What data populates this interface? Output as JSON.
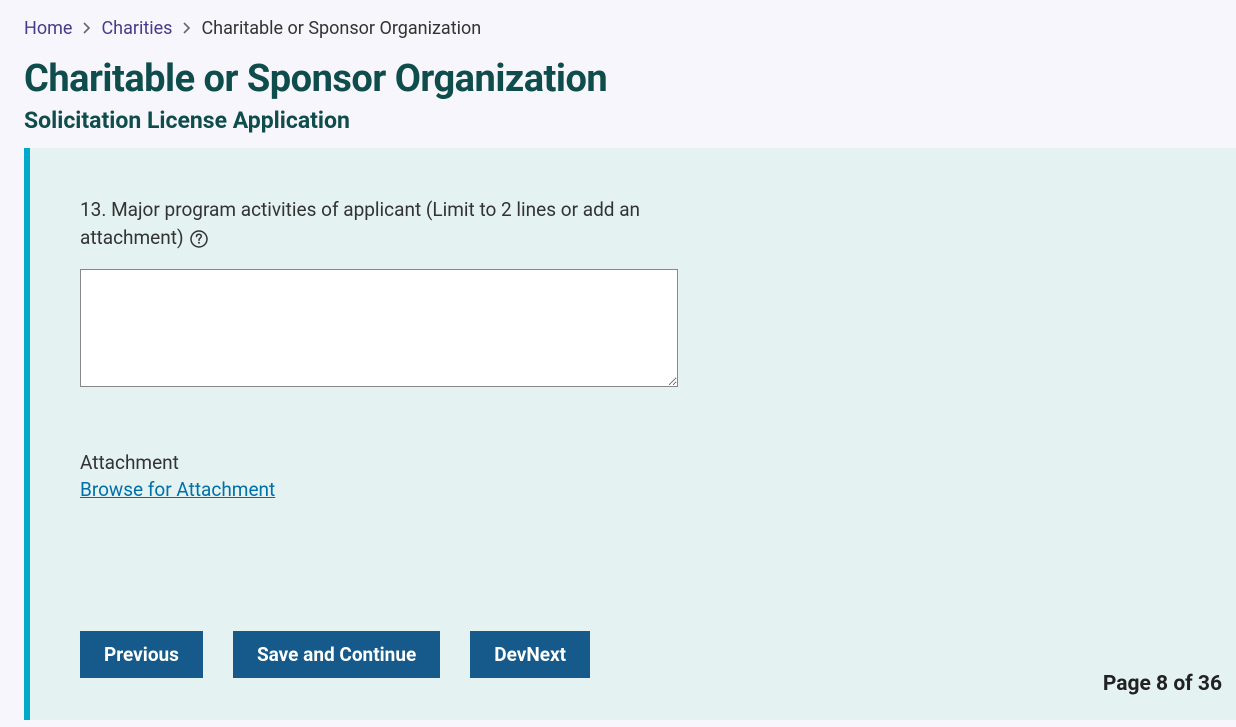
{
  "breadcrumb": {
    "home": "Home",
    "charities": "Charities",
    "current": "Charitable or Sponsor Organization"
  },
  "header": {
    "title": "Charitable or Sponsor Organization",
    "subtitle": "Solicitation License Application"
  },
  "form": {
    "question": "13. Major program activities of applicant (Limit to 2 lines or add an attachment)",
    "textarea_value": "",
    "attachment_label": "Attachment",
    "browse_label": "Browse for Attachment"
  },
  "buttons": {
    "previous": "Previous",
    "save_continue": "Save and Continue",
    "dev_next": "DevNext"
  },
  "pagination": {
    "label": "Page 8 of 36"
  }
}
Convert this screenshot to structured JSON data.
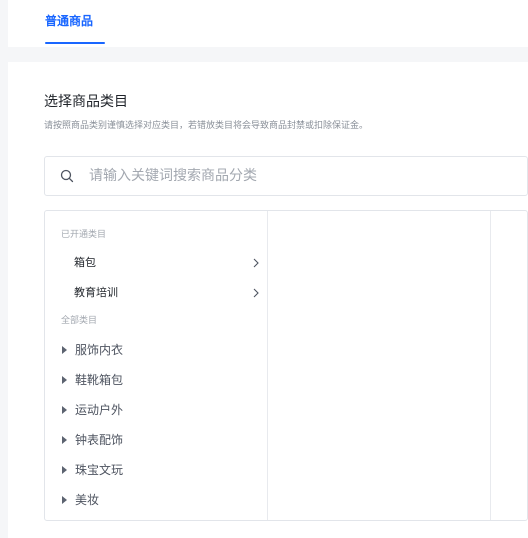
{
  "tabs": [
    {
      "label": "普通商品",
      "active": true
    }
  ],
  "section": {
    "title": "选择商品类目",
    "hint": "请按照商品类别谨慎选择对应类目，若错放类目将会导致商品封禁或扣除保证金。"
  },
  "search": {
    "icon": "search-icon",
    "placeholder": "请输入关键词搜索商品分类",
    "value": ""
  },
  "categories": {
    "opened_label": "已开通类目",
    "opened": [
      {
        "label": "箱包",
        "icon": "chevron-right-icon"
      },
      {
        "label": "教育培训",
        "icon": "chevron-right-icon"
      }
    ],
    "all_label": "全部类目",
    "all": [
      {
        "label": "服饰内衣",
        "icon": "caret-right-icon"
      },
      {
        "label": "鞋靴箱包",
        "icon": "caret-right-icon"
      },
      {
        "label": "运动户外",
        "icon": "caret-right-icon"
      },
      {
        "label": "钟表配饰",
        "icon": "caret-right-icon"
      },
      {
        "label": "珠宝文玩",
        "icon": "caret-right-icon"
      },
      {
        "label": "美妆",
        "icon": "caret-right-icon"
      }
    ]
  },
  "colors": {
    "accent": "#1966ff",
    "background": "#f5f6f8"
  }
}
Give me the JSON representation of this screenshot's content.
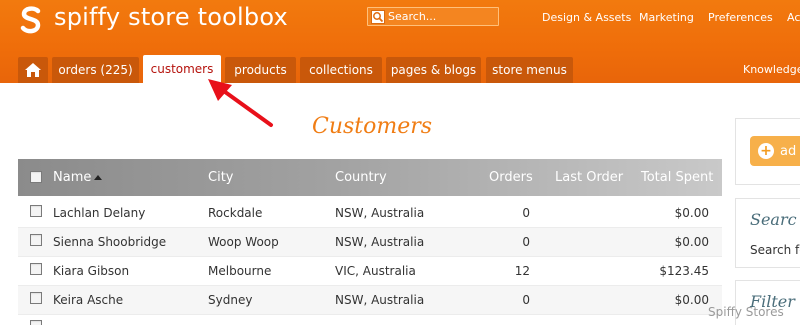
{
  "brand": {
    "name": "spiffy store toolbox"
  },
  "search": {
    "placeholder": "Search..."
  },
  "top_nav": [
    "Design & Assets",
    "Marketing",
    "Preferences",
    "Ac"
  ],
  "knowledge_link": "Knowledge",
  "tabs": {
    "home_icon": "home-icon",
    "items": [
      {
        "label": "orders (225)",
        "active": false
      },
      {
        "label": "customers",
        "active": true
      },
      {
        "label": "products",
        "active": false
      },
      {
        "label": "collections",
        "active": false
      },
      {
        "label": "pages & blogs",
        "active": false
      },
      {
        "label": "store menus",
        "active": false
      }
    ]
  },
  "page": {
    "title": "Customers"
  },
  "table": {
    "columns": [
      "Name",
      "City",
      "Country",
      "Orders",
      "Last Order",
      "Total Spent"
    ],
    "sorted_by": "Name",
    "rows": [
      {
        "name": "Lachlan Delany",
        "city": "Rockdale",
        "country": "NSW, Australia",
        "orders": "0",
        "last_order": "",
        "total": "$0.00"
      },
      {
        "name": "Sienna Shoobridge",
        "city": "Woop Woop",
        "country": "NSW, Australia",
        "orders": "0",
        "last_order": "",
        "total": "$0.00"
      },
      {
        "name": "Kiara Gibson",
        "city": "Melbourne",
        "country": "VIC, Australia",
        "orders": "12",
        "last_order": "",
        "total": "$123.45"
      },
      {
        "name": "Keira Asche",
        "city": "Sydney",
        "country": "NSW, Australia",
        "orders": "0",
        "last_order": "",
        "total": "$0.00"
      }
    ]
  },
  "sidebar": {
    "add_button": "ad",
    "search_heading": "Searc",
    "search_text": "Search fo",
    "filter_heading": "Filter c"
  },
  "watermark": "Spiffy Stores",
  "colors": {
    "header": "#ef6d0a",
    "tab": "#c9580a",
    "active_tab_text": "#b5120c",
    "title": "#f07d14",
    "annotation_arrow": "#e8101a"
  }
}
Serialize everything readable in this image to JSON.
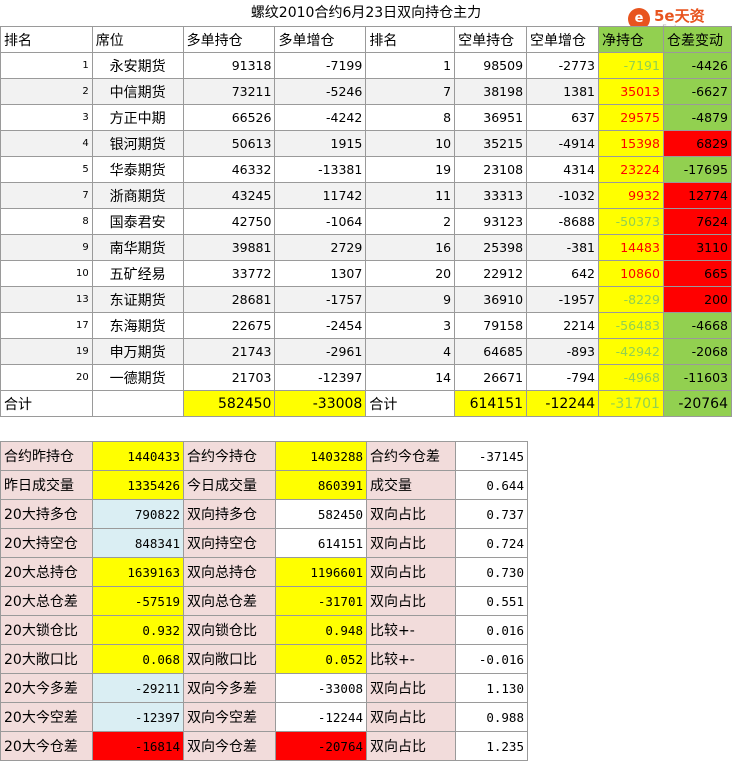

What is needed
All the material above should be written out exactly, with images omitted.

Expected answer
What data populates this interface? Output as JSON.
{
  "breadcrumb": {
    "home": "Home",
    "charities": "Charities",
    "current": "Charitable or Sponsor Organization"
  },
  "header": {
    "title": "Charitable or Sponsor Organization",
    "subtitle": "Solicitation License Application"
  },
  "form": {
    "question": "13. Major program activities of applicant (Limit to 2 lines or add an attachment)",
    "textarea_value": "",
    "attachment_label": "Attachment",
    "browse_label": "Browse for Attachment"
  },
  "buttons": {
    "previous": "Previous",
    "save_continue": "Save and Continue",
    "dev_next": "DevNext"
  },
  "pagination": {
    "label": "Page 8 of 36"
  }
}
Convert this screenshot to structured JSON data.
{
  "tabs": [
    {
      "label": "普通商品",
      "active": true
    }
  ],
  "section": {
    "title": "选择商品类目",
    "hint": "请按照商品类别谨慎选择对应类目，若错放类目将会导致商品封禁或扣除保证金。"
  },
  "search": {
    "icon": "search-icon",
    "placeholder": "请输入关键词搜索商品分类",
    "value": ""
  },
  "categories": {
    "opened_label": "已开通类目",
    "opened": [
      {
        "label": "箱包",
        "icon": "chevron-right-icon"
      },
      {
        "label": "教育培训",
        "icon": "chevron-right-icon"
      }
    ],
    "all_label": "全部类目",
    "all": [
      {
        "label": "服饰内衣",
        "icon": "caret-right-icon"
      },
      {
        "label": "鞋靴箱包",
        "icon": "caret-right-icon"
      },
      {
        "label": "运动户外",
        "icon": "caret-right-icon"
      },
      {
        "label": "钟表配饰",
        "icon": "caret-right-icon"
      },
      {
        "label": "珠宝文玩",
        "icon": "caret-right-icon"
      },
      {
        "label": "美妆",
        "icon": "caret-right-icon"
      }
    ]
  },
  "colors": {
    "accent": "#1966ff",
    "background": "#f5f6f8"
  }
}
Give me the JSON representation of this screenshot's content.
{
  "brand": {
    "name": "spiffy store toolbox"
  },
  "search": {
    "placeholder": "Search..."
  },
  "top_nav": [
    "Design & Assets",
    "Marketing",
    "Preferences",
    "Ac"
  ],
  "knowledge_link": "Knowledge",
  "tabs": {
    "home_icon": "home-icon",
    "items": [
      {
        "label": "orders (225)",
        "active": false
      },
      {
        "label": "customers",
        "active": true
      },
      {
        "label": "products",
        "active": false
      },
      {
        "label": "collections",
        "active": false
      },
      {
        "label": "pages & blogs",
        "active": false
      },
      {
        "label": "store menus",
        "active": false
      }
    ]
  },
  "page": {
    "title": "Customers"
  },
  "table": {
    "columns": [
      "Name",
      "City",
      "Country",
      "Orders",
      "Last Order",
      "Total Spent"
    ],
    "sorted_by": "Name",
    "rows": [
      {
        "name": "Lachlan Delany",
        "city": "Rockdale",
        "country": "NSW, Australia",
        "orders": "0",
        "last_order": "",
        "total": "$0.00"
      },
      {
        "name": "Sienna Shoobridge",
        "city": "Woop Woop",
        "country": "NSW, Australia",
        "orders": "0",
        "last_order": "",
        "total": "$0.00"
      },
      {
        "name": "Kiara Gibson",
        "city": "Melbourne",
        "country": "VIC, Australia",
        "orders": "12",
        "last_order": "",
        "total": "$123.45"
      },
      {
        "name": "Keira Asche",
        "city": "Sydney",
        "country": "NSW, Australia",
        "orders": "0",
        "last_order": "",
        "total": "$0.00"
      }
    ]
  },
  "sidebar": {
    "add_button": "ad",
    "search_heading": "Searc",
    "search_text": "Search fo",
    "filter_heading": "Filter c"
  },
  "watermark": "Spiffy Stores",
  "colors": {
    "header": "#ef6d0a",
    "tab": "#c9580a",
    "active_tab_text": "#b5120c",
    "title": "#f07d14",
    "annotation_arrow": "#e8101a"
  }
}
Serialize everything readable in this image to JSON.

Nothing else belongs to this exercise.